LOCKDOWN has led to two pairs of oystercatchers nesting successfully in Stanpit Marsh for the first time in 50 years.
The lack of watercraft near the site at Mudeford, due to the coronavirus restrictions, has meant the birds could breed without being disturbed.
One nest currently contains three eggs, which the female bird is incubating, while a second oystercatcher is yet to lay hers.
The birds are thought to have stopped breeding at Mudeford because the noise of the high volume of boats and other watercraft disturbed them.
In the current quieter conditions, the oystercatchers have successfully nested in the south marsh. Bird watchers are now waiting excitedly for chicks to hatch.
Dave Taylor, from Christchurch Harbour Ornithological Group (CHOG), said: “Normally there would be lots of canoes, kayaks and paddle boarders in that area but until recently, when the restrictions were lifted, there have been virtually nil.
“The birds have nested because they have not been disturbed. I spotted the first egg in one nest last Thursday and then by the weekend there were three.
“There is another nest in the same area. We are very hopeful there will be chicks soon.”
Mr Taylor praised BCP Council for quickly taking measures to protect the nests saying: “They acted very quickly, putting up fences and boards alerting people to the fact the nests are there.

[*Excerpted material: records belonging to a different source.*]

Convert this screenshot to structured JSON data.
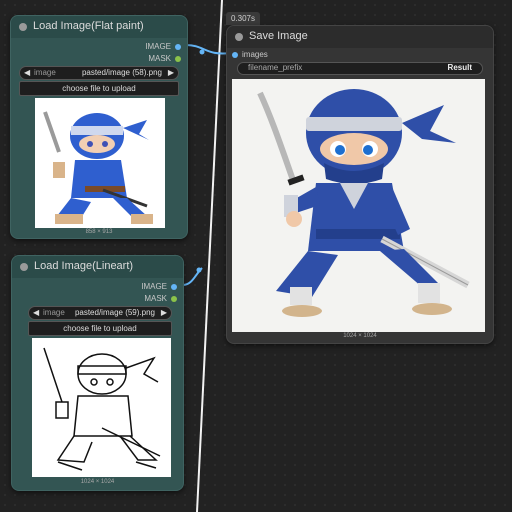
{
  "nodes": {
    "flat": {
      "title": "Load Image(Flat paint)",
      "outputs": [
        "IMAGE",
        "MASK"
      ],
      "image_widget": {
        "name": "image",
        "value": "pasted/image (58).png"
      },
      "upload_label": "choose file to upload",
      "dims": "858 × 913"
    },
    "lineart": {
      "title": "Load Image(Lineart)",
      "outputs": [
        "IMAGE",
        "MASK"
      ],
      "image_widget": {
        "name": "image",
        "value": "pasted/image (59).png"
      },
      "upload_label": "choose file to upload",
      "dims": "1024 × 1024"
    },
    "save": {
      "exec_time": "0.307s",
      "title": "Save Image",
      "inputs": [
        "images"
      ],
      "prefix_widget": {
        "name": "filename_prefix",
        "value": "Result"
      },
      "dims": "1024 × 1024"
    }
  },
  "colors": {
    "image_port": "#64b5f6",
    "mask_port": "#8bc34a",
    "link": "#64b5f6",
    "teal_node": "#335553",
    "gray_node": "#353535",
    "ninja_blue": "#2f4fa8"
  },
  "icons": [
    "left-arrow-icon",
    "right-arrow-icon",
    "node-status-dot-icon"
  ]
}
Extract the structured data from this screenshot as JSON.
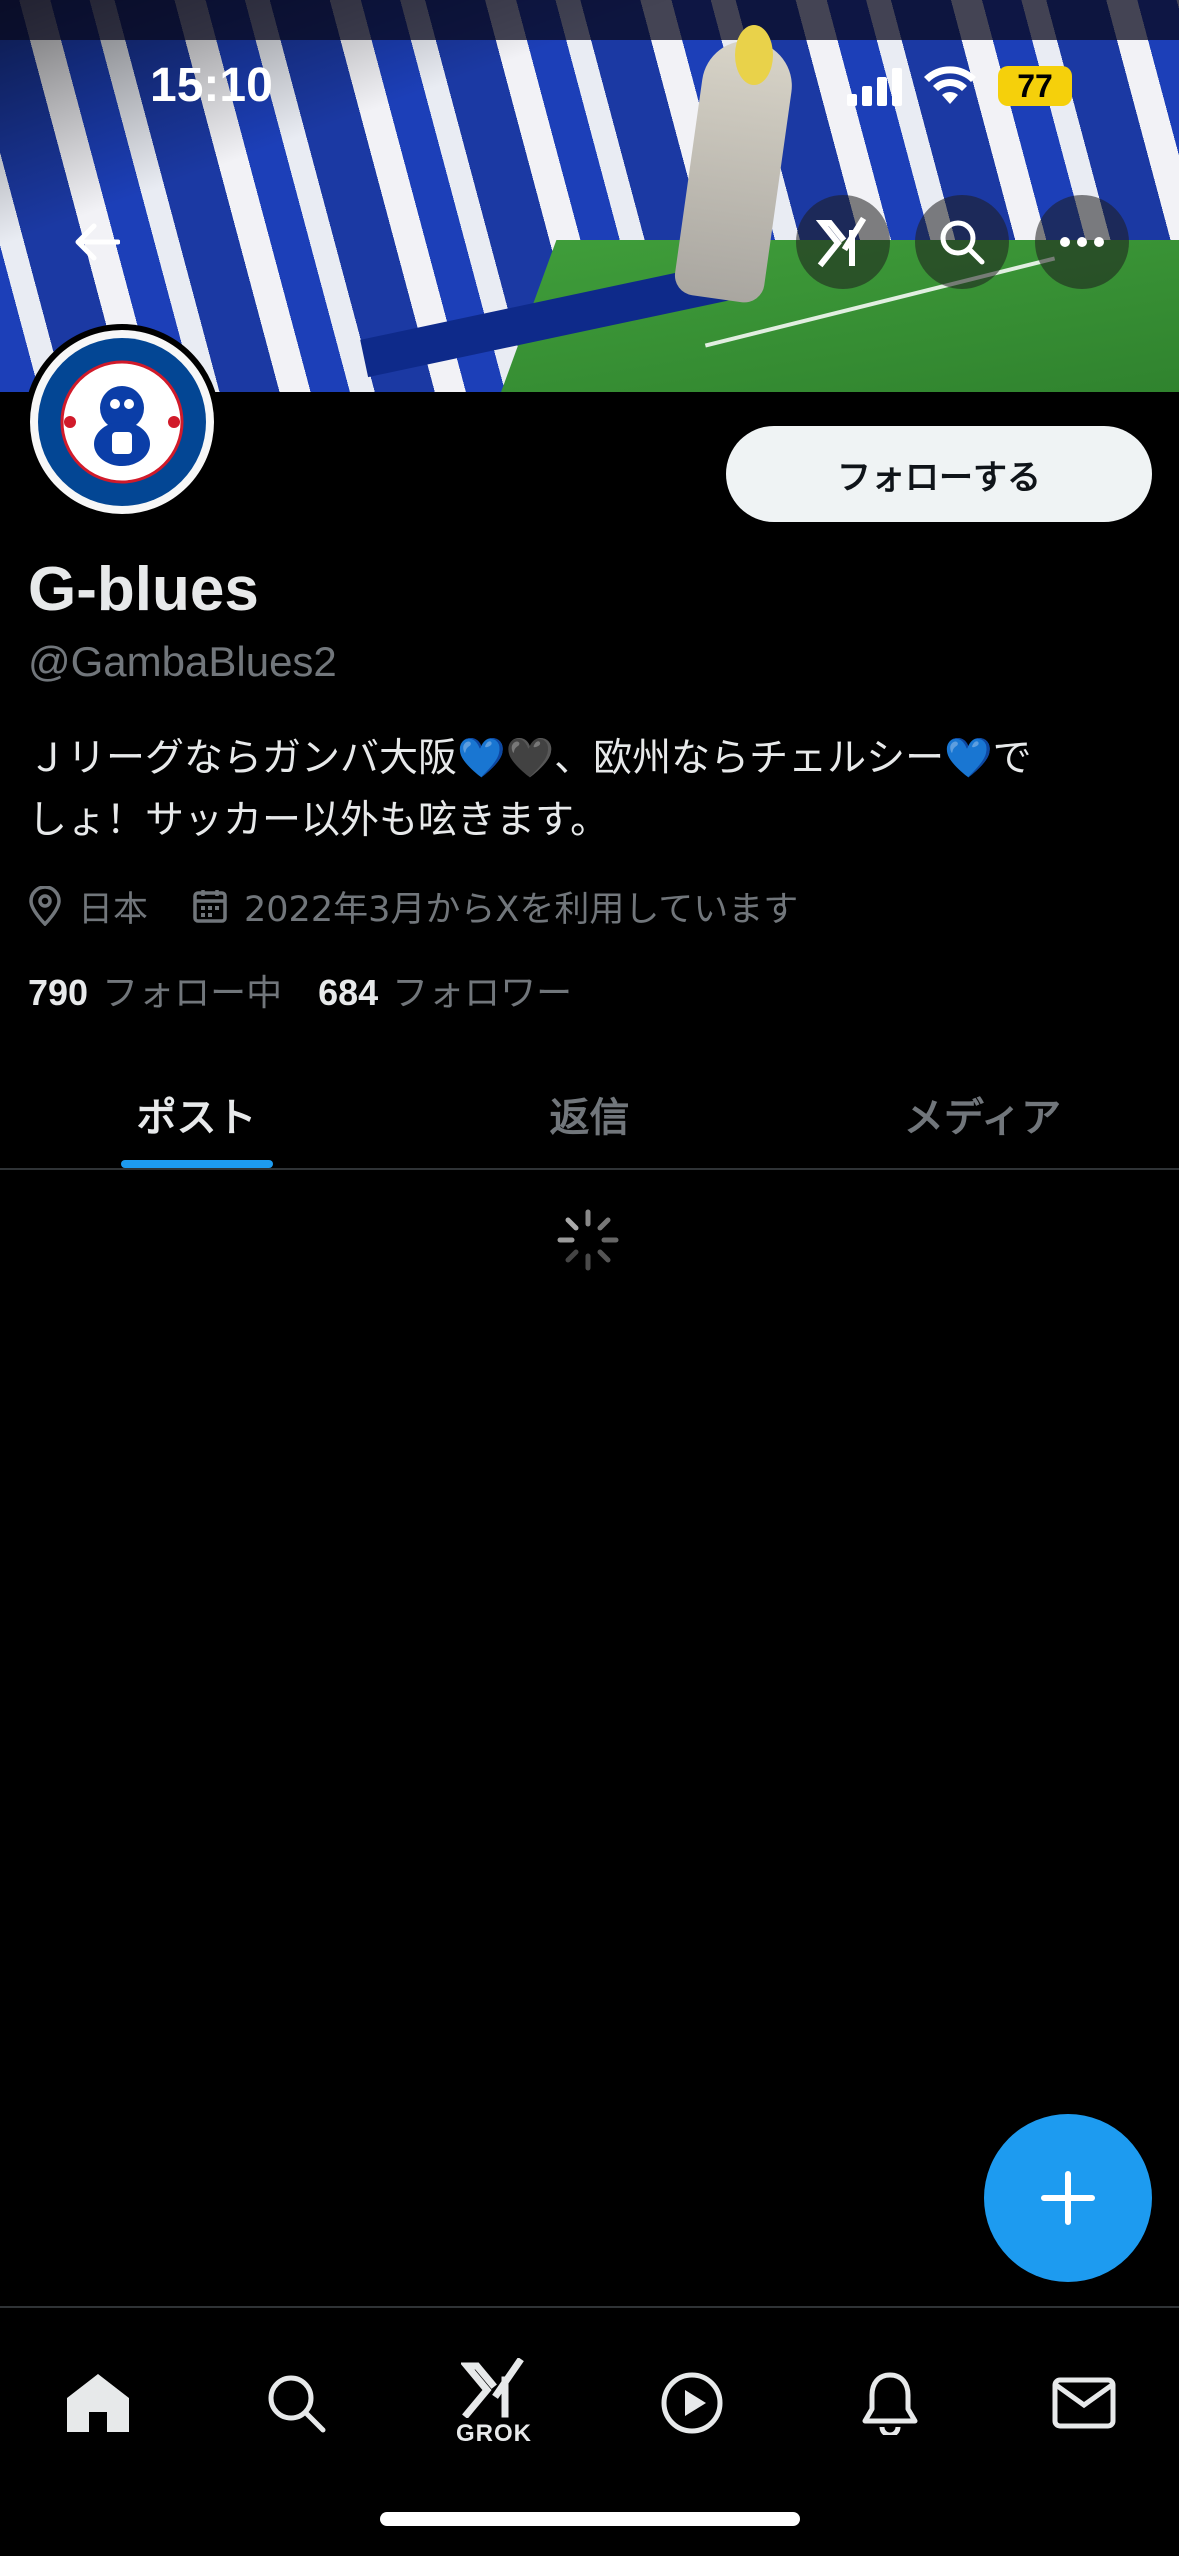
{
  "status_bar": {
    "time": "15:10",
    "battery": "77"
  },
  "profile": {
    "name": "G-blues",
    "handle": "@GambaBlues2",
    "bio_line1": "Ｊリーグならガンバ大阪💙🖤、欧州ならチェルシー💙で",
    "bio_line2": "しょ！サッカー以外も呟きます。",
    "location": "日本",
    "joined": "2022年3月からXを利用しています",
    "following_count": "790",
    "following_label": "フォロー中",
    "followers_count": "684",
    "followers_label": "フォロワー",
    "follow_button": "フォローする"
  },
  "tabs": [
    {
      "label": "ポスト",
      "active": true
    },
    {
      "label": "返信",
      "active": false
    },
    {
      "label": "メディア",
      "active": false
    }
  ],
  "bottom_nav": {
    "grok_label": "GROK"
  },
  "colors": {
    "accent": "#1d9bf0",
    "background": "#000000",
    "secondary_text": "#71767b",
    "battery": "#f5d00b"
  },
  "icons": [
    "back-arrow-icon",
    "grok-icon",
    "search-icon",
    "more-icon",
    "location-icon",
    "calendar-icon",
    "home-icon",
    "play-icon",
    "bell-icon",
    "mail-icon",
    "plus-icon"
  ]
}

“We need to get the message out that the nests are there so that watercraft users do not land anywhere near them and that dog owners are careful too when walking in the area.
“We are really excited about the nests and after last year’s tragedy it would be wonderful if the chicks survive this time.”
Last year another pair of Oystercatchers nested near to the beach huts on Mudeford Spit and two chicks were hatched.
But tragically one chick was carried off by a gull, while the other one only survived a few days after a dog killed it.
Oystercatchers are black and white wading birds with a bright orange beak and reddish pink legs. They have a loud peeping call. There are around 110,000 breeding pairs in the UK.
CHOG are warning people not to go near this year’s nest and are urging anyone who sees someone straying too close to warn them.